That Julian Assange has been out and about again, taking part in a debate on the value of whistle-blowing, in between engagements with police which are part and parcel of his bail conditions.
The New Statesman-sponsored debate held at the Frontline Club, the founder of which, Vaughan Smith, is providing Assange with a roof over his head as a further condition of his bail, discussed the motion "This house believes whistle blowers make the world a safer place".
Also speaking in favour of the motion were Clayton Swisher of the Al Jazeera transparency unit, and Mehdi Hasan of the New Statesman. Opposed were Sir David Richmond, of the British Foreign and Commonwealth Office; Bob Ayers, a former director of the US Department of Defence Information Systems Security Programme and author Douglas Murray.
Swisher claimed there exists a "culture of collusion between mainstream media and government", which makes whistle blowing and leaking information all the more necessary. Governments will leak information when it suits them, he suggested. They also tell lies we suggest.
Assange discussed what he called the "original sin of censorship" and wondered whether a leaker have prevented the Vietnam war. Would the Iraq War have been averted if David Kelly had not just blown his whistle to BBC journalist Andrew Gilligan, but blown it more loudly and more often? He claimed whistle blowers prevented an attack on Iran in 2007.
"When whistle blowers speak anonymously they can feel proud that they have changed history and move on." he said. The Sydney Morning Herald has a video of the talk here.
Assange later argued that WikiLeaks is more accountable than democratically elected governments since it is supported by donations from members of the public.
"We are directly supported on a week-to-week basis by you," he told supporters in the audience. "You vote with your wallets every week if you believe that our work is worthwhile or not. If you believe we have erred, you do not support us. If you believe we need to be protected in our work, you keep us strong.

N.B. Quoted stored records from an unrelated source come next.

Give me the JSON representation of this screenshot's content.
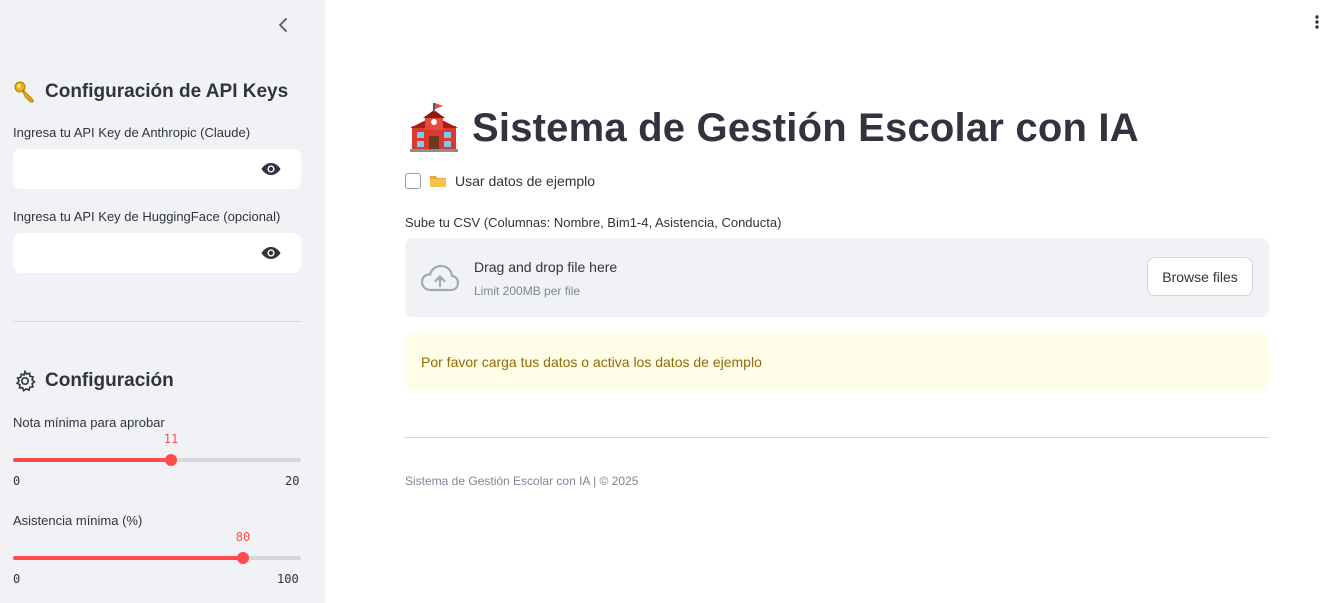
{
  "sidebar": {
    "api_section": {
      "title": "Configuración de API Keys",
      "icon": "key-icon",
      "anthropic_label": "Ingresa tu API Key de Anthropic (Claude)",
      "anthropic_value": "",
      "huggingface_label": "Ingresa tu API Key de HuggingFace (opcional)",
      "huggingface_value": ""
    },
    "config_section": {
      "title": "Configuración",
      "icon": "gear-icon",
      "nota_label": "Nota mínima para aprobar",
      "nota_value": "11",
      "nota_min": "0",
      "nota_max": "20",
      "asistencia_label": "Asistencia mínima (%)",
      "asistencia_value": "80",
      "asistencia_min": "0",
      "asistencia_max": "100"
    }
  },
  "main": {
    "title": "Sistema de Gestión Escolar con IA",
    "title_icon": "school-icon",
    "sample_checkbox_label": "Usar datos de ejemplo",
    "sample_checkbox_checked": false,
    "upload_label": "Sube tu CSV (Columnas: Nombre, Bim1-4, Asistencia, Conducta)",
    "dropzone_title": "Drag and drop file here",
    "dropzone_limit": "Limit 200MB per file",
    "browse_button": "Browse files",
    "warning_text": "Por favor carga tus datos o activa los datos de ejemplo",
    "footer_text": "Sistema de Gestión Escolar con IA | © 2025"
  },
  "colors": {
    "accent": "#ff4b4b",
    "sidebar_bg": "#f0f2f6",
    "warning_bg": "#fffce7",
    "warning_text": "#926c05"
  }
}
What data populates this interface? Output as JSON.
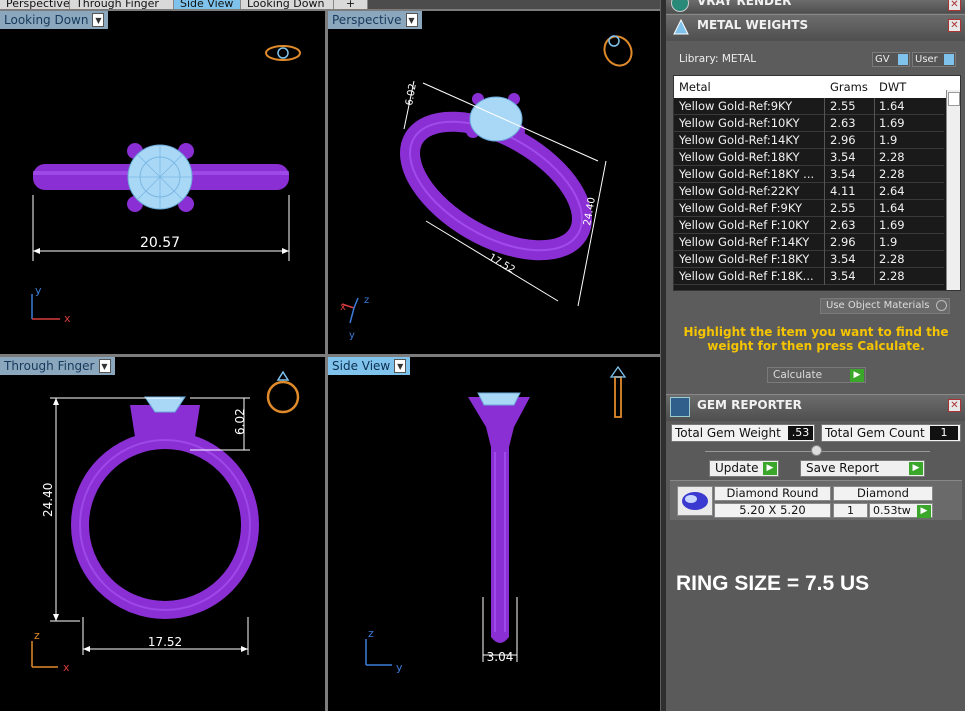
{
  "tabs": [
    {
      "label": "Perspective",
      "active": false
    },
    {
      "label": "Through Finger",
      "active": false
    },
    {
      "label": "Side View",
      "active": true
    },
    {
      "label": "Looking Down",
      "active": false
    },
    {
      "label": "+",
      "active": false
    }
  ],
  "viewports": {
    "top_left": {
      "label": "Looking Down",
      "dimension": "20.57",
      "axis_y": "y",
      "axis_x": "x"
    },
    "top_right": {
      "label": "Perspective",
      "dim_a": "6.02",
      "dim_b": "24.40",
      "dim_c": "17.52",
      "axis_x": "x",
      "axis_y": "y",
      "axis_z": "z"
    },
    "bottom_left": {
      "label": "Through Finger",
      "dim_height": "24.40",
      "dim_top": "6.02",
      "dim_width": "17.52",
      "axis_z": "z",
      "axis_x": "x"
    },
    "bottom_right": {
      "label": "Side View",
      "dim_width": "3.04",
      "axis_z": "z",
      "axis_y": "y"
    }
  },
  "vray_panel": {
    "title": "VRAY RENDER"
  },
  "metal_weights": {
    "title": "METAL WEIGHTS",
    "library_label": "Library: METAL",
    "gv_label": "GV",
    "user_label": "User",
    "columns": [
      "Metal",
      "Grams",
      "DWT"
    ],
    "rows": [
      [
        "Yellow Gold-Ref:9KY",
        "2.55",
        "1.64"
      ],
      [
        "Yellow Gold-Ref:10KY",
        "2.63",
        "1.69"
      ],
      [
        "Yellow Gold-Ref:14KY",
        "2.96",
        "1.9"
      ],
      [
        "Yellow Gold-Ref:18KY",
        "3.54",
        "2.28"
      ],
      [
        "Yellow Gold-Ref:18KY ...",
        "3.54",
        "2.28"
      ],
      [
        "Yellow Gold-Ref:22KY",
        "4.11",
        "2.64"
      ],
      [
        "Yellow Gold-Ref F:9KY",
        "2.55",
        "1.64"
      ],
      [
        "Yellow Gold-Ref F:10KY",
        "2.63",
        "1.69"
      ],
      [
        "Yellow Gold-Ref F:14KY",
        "2.96",
        "1.9"
      ],
      [
        "Yellow Gold-Ref F:18KY",
        "3.54",
        "2.28"
      ],
      [
        "Yellow Gold-Ref F:18K...",
        "3.54",
        "2.28"
      ]
    ],
    "use_object_materials": "Use Object Materials",
    "instruction": "Highlight the item you want to find the weight for then press Calculate.",
    "calculate_label": "Calculate"
  },
  "gem_reporter": {
    "title": "GEM REPORTER",
    "total_weight_label": "Total Gem Weight",
    "total_weight_value": ".53",
    "total_count_label": "Total Gem Count",
    "total_count_value": "1",
    "update_label": "Update",
    "save_report_label": "Save Report",
    "gem": {
      "shape": "Diamond Round",
      "size": "5.20 X 5.20",
      "type": "Diamond",
      "count": "1",
      "weight": "0.53tw"
    }
  },
  "ring_size_text": "RING SIZE = 7.5 US",
  "colors": {
    "ring": "#8a2fd4",
    "stone": "#a9d8f7",
    "accent": "#7fc3ec",
    "instruction": "#f5c400",
    "dim_line": "#ffffff"
  }
}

"That dynamic feedback, I say, is more responsive than a government that is elected after sourcing money from big business every four years."